In the past, cold flat roofs were more commonplace, but warm flat roofs are becoming more popular. This is largely due to changes in our lifestyles, which mean that we spend more time indoors and we devote more of our minutes to activities like washing and cooking. As a result, our homes generate more moisture through water vapour.
Warm Flat Roofing
Warm flat roofing construction houses insulation above the timber rafters or between the structural beams and supports. This maximises warmth, meaning that the roof is kept a temperature that is consistent with the temperature of the internal rooms of the property. With a warm flat roof, the entire building becomes warmer, and the risk of cold bridging is reduced. Cold bridging facilitates increased energy and heat loss. As well as conserving heat and cutting energy bills, warm flat roofs also enable moisture to escape from the property, subsequently lowering the risk of damp and rot.

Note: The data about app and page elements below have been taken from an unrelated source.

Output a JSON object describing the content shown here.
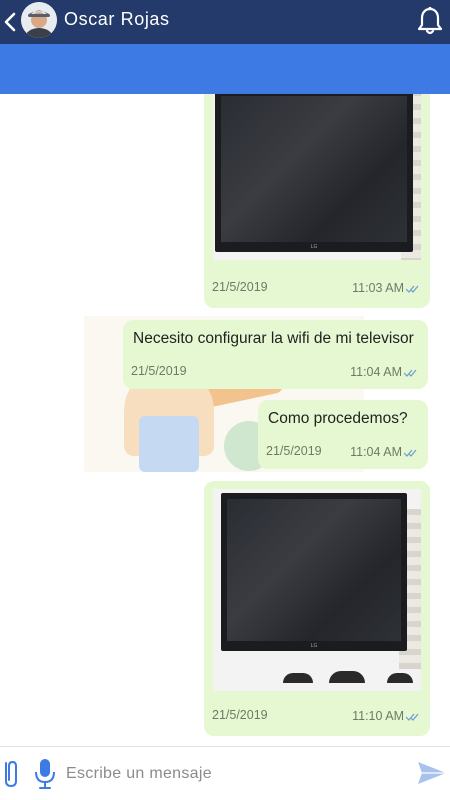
{
  "header": {
    "contact_name": "Oscar Rojas",
    "icons": {
      "back": "chevron-left-icon",
      "avatar": "avatar",
      "notifications": "bell-icon"
    }
  },
  "messages": [
    {
      "type": "image",
      "content": "tv-photo",
      "date": "21/5/2019",
      "time": "11:03 AM",
      "status": "read"
    },
    {
      "type": "text",
      "text": "Necesito configurar la wifi de mi televisor",
      "date": "21/5/2019",
      "time": "11:04 AM",
      "status": "read"
    },
    {
      "type": "text",
      "text": "Como procedemos?",
      "date": "21/5/2019",
      "time": "11:04 AM",
      "status": "read"
    },
    {
      "type": "image",
      "content": "tv-photo",
      "date": "21/5/2019",
      "time": "11:10 AM",
      "status": "read"
    }
  ],
  "composer": {
    "placeholder": "Escribe un mensaje",
    "value": "",
    "icons": {
      "attach": "paperclip-icon",
      "voice": "microphone-icon",
      "send": "send-icon"
    }
  },
  "colors": {
    "header_bg": "#243a6b",
    "subbar_bg": "#3d7ae4",
    "bubble_bg": "#e6f8d2",
    "tick_color": "#6b9bd1",
    "accent": "#3d7ae4"
  }
}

Cold Flat Roofing
Cold flat roofing construction differs to warm flat roofing because the insulation layer is located either between or beneath the timber rafters. The location of the layer renders the roof cold, and means that a membrane is required between the insulation and the structure of the roof to prevent damp. Cold flat roofing is relatively simple to install and it’s cheaper, but it may not be as well as suited to our modern lifestyles as warm cold roofing.

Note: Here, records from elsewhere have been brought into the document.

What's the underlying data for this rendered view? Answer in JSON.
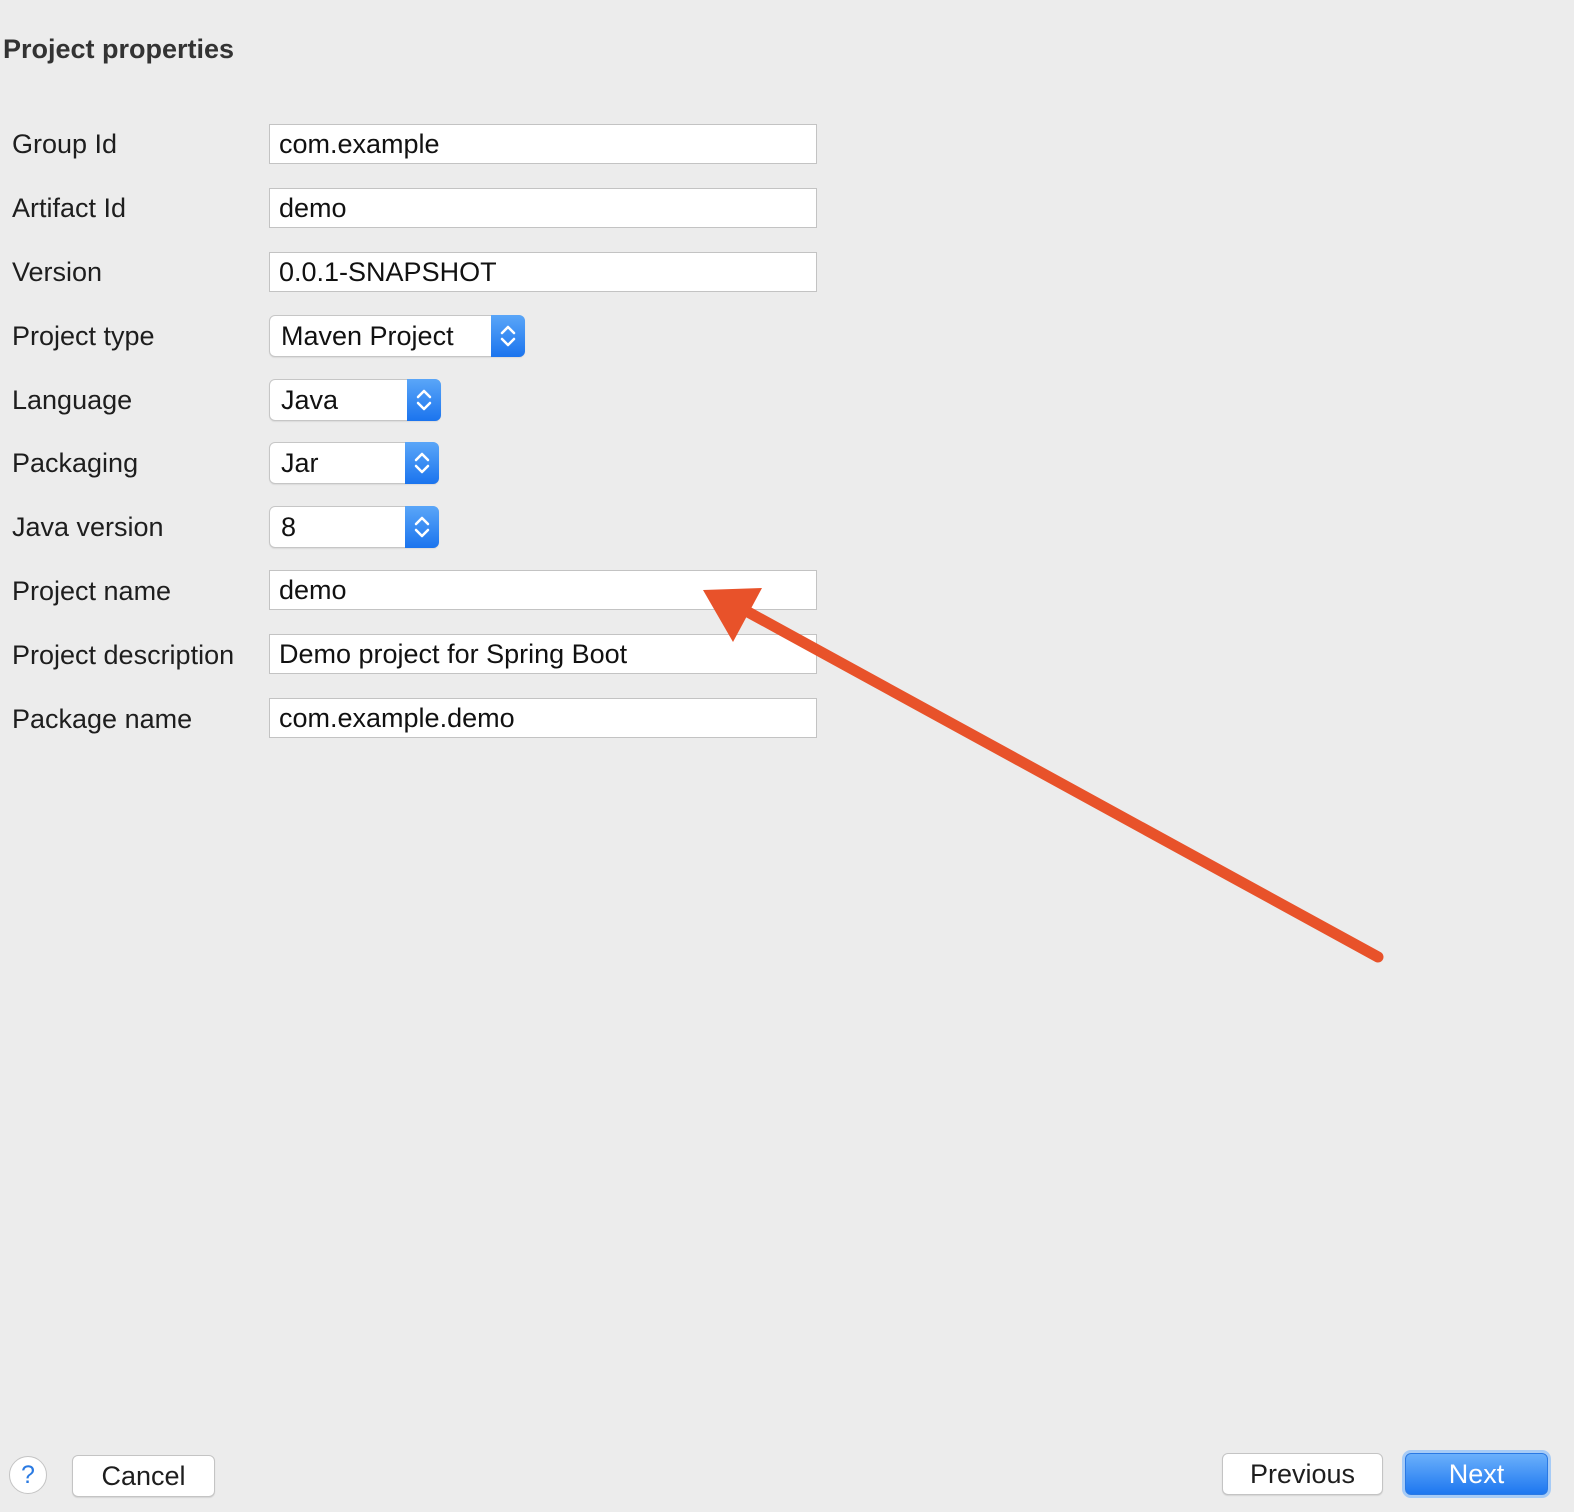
{
  "header": {
    "title": "Project properties"
  },
  "fields": {
    "group_id": {
      "label": "Group Id",
      "value": "com.example"
    },
    "artifact_id": {
      "label": "Artifact Id",
      "value": "demo"
    },
    "version": {
      "label": "Version",
      "value": "0.0.1-SNAPSHOT"
    },
    "project_type": {
      "label": "Project type",
      "value": "Maven Project"
    },
    "language": {
      "label": "Language",
      "value": "Java"
    },
    "packaging": {
      "label": "Packaging",
      "value": "Jar"
    },
    "java_version": {
      "label": "Java version",
      "value": "8"
    },
    "project_name": {
      "label": "Project name",
      "value": "demo"
    },
    "project_description": {
      "label": "Project description",
      "value": "Demo project for Spring Boot"
    },
    "package_name": {
      "label": "Package name",
      "value": "com.example.demo"
    }
  },
  "footer": {
    "help_label": "?",
    "cancel_label": "Cancel",
    "previous_label": "Previous",
    "next_label": "Next"
  },
  "annotation": {
    "arrow_color": "#e8522a",
    "target": "project-name-field"
  },
  "colors": {
    "accent": "#1d77f0",
    "background": "#ececec"
  }
}
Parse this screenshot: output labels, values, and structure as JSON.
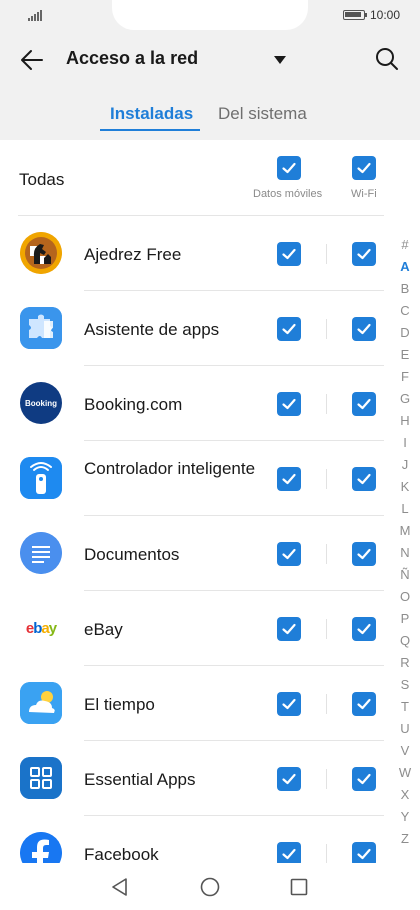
{
  "status": {
    "time": "10:00"
  },
  "header": {
    "title": "Acceso a la red",
    "tabs": [
      {
        "label": "Instaladas",
        "active": true
      },
      {
        "label": "Del sistema",
        "active": false
      }
    ]
  },
  "all_row": {
    "label": "Todas",
    "mobile_label": "Datos móviles",
    "wifi_label": "Wi-Fi",
    "mobile_checked": true,
    "wifi_checked": true
  },
  "apps": [
    {
      "name": "Ajedrez Free",
      "icon": "chess-icon",
      "mobile": true,
      "wifi": true
    },
    {
      "name": "Asistente de apps",
      "icon": "puzzle-icon",
      "mobile": true,
      "wifi": true
    },
    {
      "name": "Booking.com",
      "icon": "booking-logo-icon",
      "mobile": true,
      "wifi": true
    },
    {
      "name": "Controlador inteligente",
      "icon": "remote-control-icon",
      "mobile": true,
      "wifi": true
    },
    {
      "name": "Documentos",
      "icon": "document-icon",
      "mobile": true,
      "wifi": true
    },
    {
      "name": "eBay",
      "icon": "ebay-logo-icon",
      "mobile": true,
      "wifi": true
    },
    {
      "name": "El tiempo",
      "icon": "weather-icon",
      "mobile": true,
      "wifi": true
    },
    {
      "name": "Essential Apps",
      "icon": "grid-apps-icon",
      "mobile": true,
      "wifi": true
    },
    {
      "name": "Facebook",
      "icon": "facebook-logo-icon",
      "mobile": true,
      "wifi": true
    }
  ],
  "icon_text": {
    "booking": "Booking",
    "ebay": [
      "e",
      "b",
      "a",
      "y"
    ]
  },
  "alphabet": [
    "#",
    "A",
    "B",
    "C",
    "D",
    "E",
    "F",
    "G",
    "H",
    "I",
    "J",
    "K",
    "L",
    "M",
    "N",
    "Ñ",
    "O",
    "P",
    "Q",
    "R",
    "S",
    "T",
    "U",
    "V",
    "W",
    "X",
    "Y",
    "Z"
  ],
  "alphabet_active": "A",
  "colors": {
    "accent": "#1f7ed8",
    "header_bg": "#f1f1f1"
  }
}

Which option is best for me?
Warm flat roofing is more expensive than cold flat roofing, but there are advantages that could cut costs in the long-run. Warm flat roofs conserve heat and reduce the loss of energy and warmth. They are also more suited to the way we live now, as we spend more time indoors. Cold flat roofs are often easier to install and they’re a cheaper option, but they require a ventilation system to be fitted to reduce the risk of damp. Damp occurs when excess moisture collects within the property, and it can cause widespread problems. If you start to notice a musty smell or dark patches appearing on the walls or ceilings, these could be signs of damp.
If your flat roof needs updating or replacing, it’s worth considering both options, weighing up the costs and exploring the advantages and disadvantages before making a decision. If you need advice or help, an expert flat roofer can provide detailed information about the two options and make recommendations based on your property and your budget.

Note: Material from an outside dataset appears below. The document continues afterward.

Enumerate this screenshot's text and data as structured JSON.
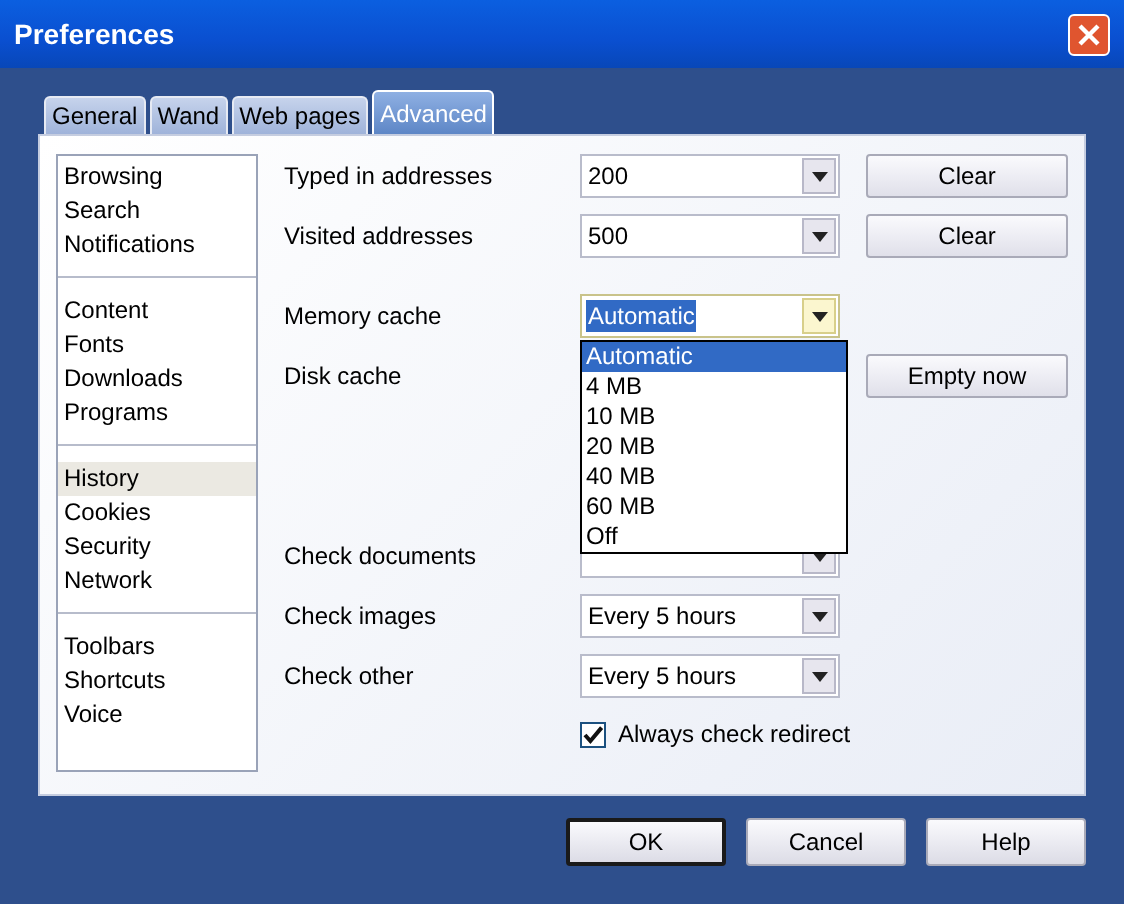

Cold and warm flat roofing constructions offer different levels of insulation. If you’re having your flat roof repaired, it’s a good idea to think about which option would suit you best and to get some advice from experienced flat roofers.